Ukrainian soldiers at a checkpoint near the town of Izium on Tuesday. (Reuters)
Kiev/Kramatorsk (Ukraine), April 15 (Reuters): Ukrainian armed forces today launched a “special operation” against militiamen in the country’s Russian speaking east, authorities said, recapturing a military airfield from pro-Moscow separatists.
Gunfire could be heard from the airfield at the town of Kramatorsk after a fighter jet swooped low over the area. Ukrainian troops were seen disembarking from helicopters.
A Reuters correspondent in Kramatorsk saw four military helicopters over the airport. Two of these landed and when troops stepped out and walked across the field, locals manning a barricade shouted: “Shame! Go back home!”
Ukraine’s acting President Oleksander Turchinov had earlier announced that a military operation was under way to flush pro-Russian separatists out of the government buildings and facilities they have seized in about 10 towns and cities in the east over the last few days.
Turchinov issued a statement saying Ukraine had retaken the airfield in Kramatorsk from pro-Russian militants, while the state security service said an “anti-terrorist” operation was in progress against separatists in the nearby town of Slaviansk.
The operations appeared to mark an escalation of the deepest East-West crisis since the Cold War. The standoff has raised fears in the West and in Kiev that Russia might intervene militarily on behalf of Russian speakers in eastern Ukraine, following its annexation of the Crimean region last month in response to the overthrow of Ukraine’s pro-Moscow President, Viktor Yanukovich, after weeks of protests.
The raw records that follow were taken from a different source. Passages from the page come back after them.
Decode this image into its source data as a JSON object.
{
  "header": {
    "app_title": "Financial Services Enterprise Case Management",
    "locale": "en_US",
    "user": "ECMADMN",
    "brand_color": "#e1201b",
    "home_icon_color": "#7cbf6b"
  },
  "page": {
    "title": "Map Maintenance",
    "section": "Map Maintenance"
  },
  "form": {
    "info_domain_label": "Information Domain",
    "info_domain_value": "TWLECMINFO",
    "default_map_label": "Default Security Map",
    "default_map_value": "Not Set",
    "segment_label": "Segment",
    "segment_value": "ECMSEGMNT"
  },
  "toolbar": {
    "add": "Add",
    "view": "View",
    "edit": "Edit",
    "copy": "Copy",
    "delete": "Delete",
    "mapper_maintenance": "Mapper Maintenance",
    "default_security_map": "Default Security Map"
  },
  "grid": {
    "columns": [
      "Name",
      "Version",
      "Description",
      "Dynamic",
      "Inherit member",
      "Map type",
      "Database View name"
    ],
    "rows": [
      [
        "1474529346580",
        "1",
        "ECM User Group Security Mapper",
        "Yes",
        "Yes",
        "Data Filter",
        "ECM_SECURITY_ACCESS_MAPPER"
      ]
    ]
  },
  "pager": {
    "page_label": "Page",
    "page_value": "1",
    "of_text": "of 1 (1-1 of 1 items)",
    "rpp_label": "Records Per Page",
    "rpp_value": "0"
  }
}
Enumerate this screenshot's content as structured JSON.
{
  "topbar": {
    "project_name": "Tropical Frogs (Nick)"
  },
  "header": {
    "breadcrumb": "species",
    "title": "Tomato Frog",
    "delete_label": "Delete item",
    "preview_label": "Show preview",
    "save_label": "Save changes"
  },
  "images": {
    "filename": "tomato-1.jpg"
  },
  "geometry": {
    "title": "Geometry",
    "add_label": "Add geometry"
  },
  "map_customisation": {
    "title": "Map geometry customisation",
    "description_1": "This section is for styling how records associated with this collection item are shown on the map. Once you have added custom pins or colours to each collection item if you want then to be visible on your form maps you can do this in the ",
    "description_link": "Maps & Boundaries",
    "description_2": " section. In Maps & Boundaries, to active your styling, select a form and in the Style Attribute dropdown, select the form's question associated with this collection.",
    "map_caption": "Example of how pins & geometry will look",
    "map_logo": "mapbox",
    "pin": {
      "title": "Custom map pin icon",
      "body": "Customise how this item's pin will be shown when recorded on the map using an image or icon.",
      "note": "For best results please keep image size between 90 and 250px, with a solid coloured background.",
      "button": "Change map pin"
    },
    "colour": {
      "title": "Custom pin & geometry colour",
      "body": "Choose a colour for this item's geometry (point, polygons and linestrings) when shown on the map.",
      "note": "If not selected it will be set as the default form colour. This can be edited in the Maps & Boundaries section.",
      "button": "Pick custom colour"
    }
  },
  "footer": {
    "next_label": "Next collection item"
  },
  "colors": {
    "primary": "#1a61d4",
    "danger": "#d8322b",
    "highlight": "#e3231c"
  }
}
Earlier, pro-Russian militants who had been holed up in the Kramatorsk police headquarters since Saturday left the building — but a state security official in Kiev said separatists had then taken over the agency’s offices in the town.
Outside the police station about a dozen civilians manned barricades of tyres and wooden crates. A dozen or so armed Cossacks — paramilitary fighters who claim descent from Tsarist-era patrolmen — stood guard at the mayor’s offices. Shops were functioning as usual and bread supplies were normal.
In Kiev, a radical pro-Russian candidate running for Ukrainian presidential elections due next month was beaten up by an angry crowd.
Moscow accuses Kiev of provoking the crisis by ignoring the rights of citizens who use Russian as their first language, and has promised to protect them from attack. Russia also stresses the presence of far-Right nationalists among Kiev’s new rulers.
However, a UN report today cast doubt on whether Russian-speakers were seriously threatened, including those in Crimea who voted to join Russia after Moscow forces had already seized control of the Black Sea peninsula.
“Although there were some attacks against the ethnic Russian community, these were neither systematic nor widespread,” said the report by the UN human rights office.
Russia called the report one-sided, politicised and apparently fabricated.
Nato secretary-general Anders Fogh Rasmussen accused Moscow of involvement in the rebellions. “It is very clear that Russia’s hand is deeply engaged in this,” he told reporters.
Russian foreign minister Sergei Lavrov denied that Moscow was stirring up the separatists in the east and southeast as a possible prelude to repeating its annexation of Crimea. “Ukraine is spreading lies that Russia is behind the actions in the southeast,” Lavrov said on a visit to China.
Moscow has demanded constitutional change in Ukraine to give more powers to Russian-speaking areas, where most of the country’s heavy industry lies.